Models and Theories in Human-Computer Interaction/WikiBook Transparency Increases Accountability, Decreases Social Loafing
WikiBook Transparency Increases Accountability, Decreases Social Loafing (Karen Darko) edit
Until this week’s reading, I was completely unaware that social science research had uncovered a phenomenon called social loafing. Now that I’m aware of it, the phenomenon completely intrigues me. In retrospect I realize that I have experienced social loafing (and in all honesty, have probably been a social loafer). But I have so often heard the maxim “groups accomplish more than individuals” that I brushed aside any thoughts of loafing on my part or on the part of my teammates. However, after reading Kraut’s “Applying Social Psychological Theory to the Problems of Group Work” (Carroll, 2003), I realize how wrong my assumptions have been. As Kraut points out, one key way to mitigate social loafing for computer-supported cooperative work (CSCW) is to make team members accountable. Mitigating social loafing is critical because it erodes individual motivation, which can result in synchronization problems (Carroll, 2003). One CSCW platform that can reduce social loafing is the WikiBook.
The intrinsic structure of WikiBooks and Wikis boosts accountability, thereby decreasing social loafing. These CSCW platforms require users to log in so that their contributions are identified; original writings, edits, and modifications to other’s writings are linked back to the user who made them. This identifiability deters social loafing because individuals are accountable and behavior is linked to them (Carroll, 2003). By building accountability mechanisms into CSCW platforms, designers can mitigate social loafing and help to maintain individual motivation.
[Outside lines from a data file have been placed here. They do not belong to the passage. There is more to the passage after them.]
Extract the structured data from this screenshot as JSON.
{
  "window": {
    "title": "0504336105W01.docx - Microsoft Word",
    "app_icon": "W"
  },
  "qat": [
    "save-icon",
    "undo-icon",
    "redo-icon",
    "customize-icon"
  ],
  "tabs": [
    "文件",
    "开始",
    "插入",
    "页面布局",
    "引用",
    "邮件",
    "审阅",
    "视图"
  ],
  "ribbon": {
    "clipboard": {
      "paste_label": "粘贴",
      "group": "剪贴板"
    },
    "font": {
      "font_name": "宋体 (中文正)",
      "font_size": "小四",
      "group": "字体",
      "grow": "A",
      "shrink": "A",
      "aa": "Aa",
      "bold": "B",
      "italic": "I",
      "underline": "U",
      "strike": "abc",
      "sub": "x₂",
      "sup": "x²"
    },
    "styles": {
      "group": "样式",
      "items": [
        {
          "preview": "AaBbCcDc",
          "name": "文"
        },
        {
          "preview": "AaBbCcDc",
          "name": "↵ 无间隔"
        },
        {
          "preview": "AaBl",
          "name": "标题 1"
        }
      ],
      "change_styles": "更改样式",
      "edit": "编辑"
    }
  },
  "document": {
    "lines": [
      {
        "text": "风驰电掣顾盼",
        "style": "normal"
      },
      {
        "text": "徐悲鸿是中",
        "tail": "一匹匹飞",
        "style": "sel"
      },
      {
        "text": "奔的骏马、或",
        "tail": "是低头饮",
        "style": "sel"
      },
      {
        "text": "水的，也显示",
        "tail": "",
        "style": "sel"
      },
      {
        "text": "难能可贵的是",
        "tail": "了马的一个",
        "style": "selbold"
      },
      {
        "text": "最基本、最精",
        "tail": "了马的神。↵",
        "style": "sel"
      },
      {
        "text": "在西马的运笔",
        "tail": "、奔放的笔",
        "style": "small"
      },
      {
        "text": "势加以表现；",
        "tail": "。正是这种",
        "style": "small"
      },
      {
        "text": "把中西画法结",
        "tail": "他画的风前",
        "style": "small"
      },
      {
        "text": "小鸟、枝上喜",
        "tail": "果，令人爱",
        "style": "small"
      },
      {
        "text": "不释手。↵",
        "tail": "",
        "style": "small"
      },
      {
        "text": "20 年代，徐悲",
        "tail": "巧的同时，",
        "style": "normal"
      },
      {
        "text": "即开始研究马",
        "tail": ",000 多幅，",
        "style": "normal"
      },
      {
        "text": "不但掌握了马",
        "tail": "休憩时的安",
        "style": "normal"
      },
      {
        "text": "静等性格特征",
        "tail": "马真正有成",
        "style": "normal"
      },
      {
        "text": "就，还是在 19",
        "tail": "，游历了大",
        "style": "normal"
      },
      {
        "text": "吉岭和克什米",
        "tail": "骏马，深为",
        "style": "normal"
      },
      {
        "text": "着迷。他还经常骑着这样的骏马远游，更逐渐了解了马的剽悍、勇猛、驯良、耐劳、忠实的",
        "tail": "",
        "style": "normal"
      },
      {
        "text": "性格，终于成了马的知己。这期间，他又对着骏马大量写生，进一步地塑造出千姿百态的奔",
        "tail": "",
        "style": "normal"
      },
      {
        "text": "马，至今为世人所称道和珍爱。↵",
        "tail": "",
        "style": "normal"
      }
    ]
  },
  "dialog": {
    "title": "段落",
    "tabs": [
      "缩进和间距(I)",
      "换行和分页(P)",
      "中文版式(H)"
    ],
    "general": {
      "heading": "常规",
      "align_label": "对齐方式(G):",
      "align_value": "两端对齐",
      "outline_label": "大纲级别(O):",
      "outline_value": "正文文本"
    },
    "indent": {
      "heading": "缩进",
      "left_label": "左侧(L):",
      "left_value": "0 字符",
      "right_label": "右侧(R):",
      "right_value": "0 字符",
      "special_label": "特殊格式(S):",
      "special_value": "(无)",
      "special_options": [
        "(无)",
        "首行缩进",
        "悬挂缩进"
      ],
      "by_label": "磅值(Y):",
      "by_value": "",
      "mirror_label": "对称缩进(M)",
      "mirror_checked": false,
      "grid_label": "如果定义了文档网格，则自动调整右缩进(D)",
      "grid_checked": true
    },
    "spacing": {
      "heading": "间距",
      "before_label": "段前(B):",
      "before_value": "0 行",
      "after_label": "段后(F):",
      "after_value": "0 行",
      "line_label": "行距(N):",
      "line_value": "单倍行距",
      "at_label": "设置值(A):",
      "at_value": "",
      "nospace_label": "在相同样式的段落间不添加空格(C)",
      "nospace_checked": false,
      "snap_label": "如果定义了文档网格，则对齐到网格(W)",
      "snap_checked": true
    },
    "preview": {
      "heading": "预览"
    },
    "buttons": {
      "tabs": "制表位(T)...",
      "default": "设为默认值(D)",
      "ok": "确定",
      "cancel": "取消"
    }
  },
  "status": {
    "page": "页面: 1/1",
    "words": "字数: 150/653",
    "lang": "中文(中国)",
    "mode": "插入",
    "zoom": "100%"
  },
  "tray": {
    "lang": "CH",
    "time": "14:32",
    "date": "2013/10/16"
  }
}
Carroll, J. M. (2003). HCI Models, Theories, and Frameworks. San Francisco: Morgan Kaufmann Publishers.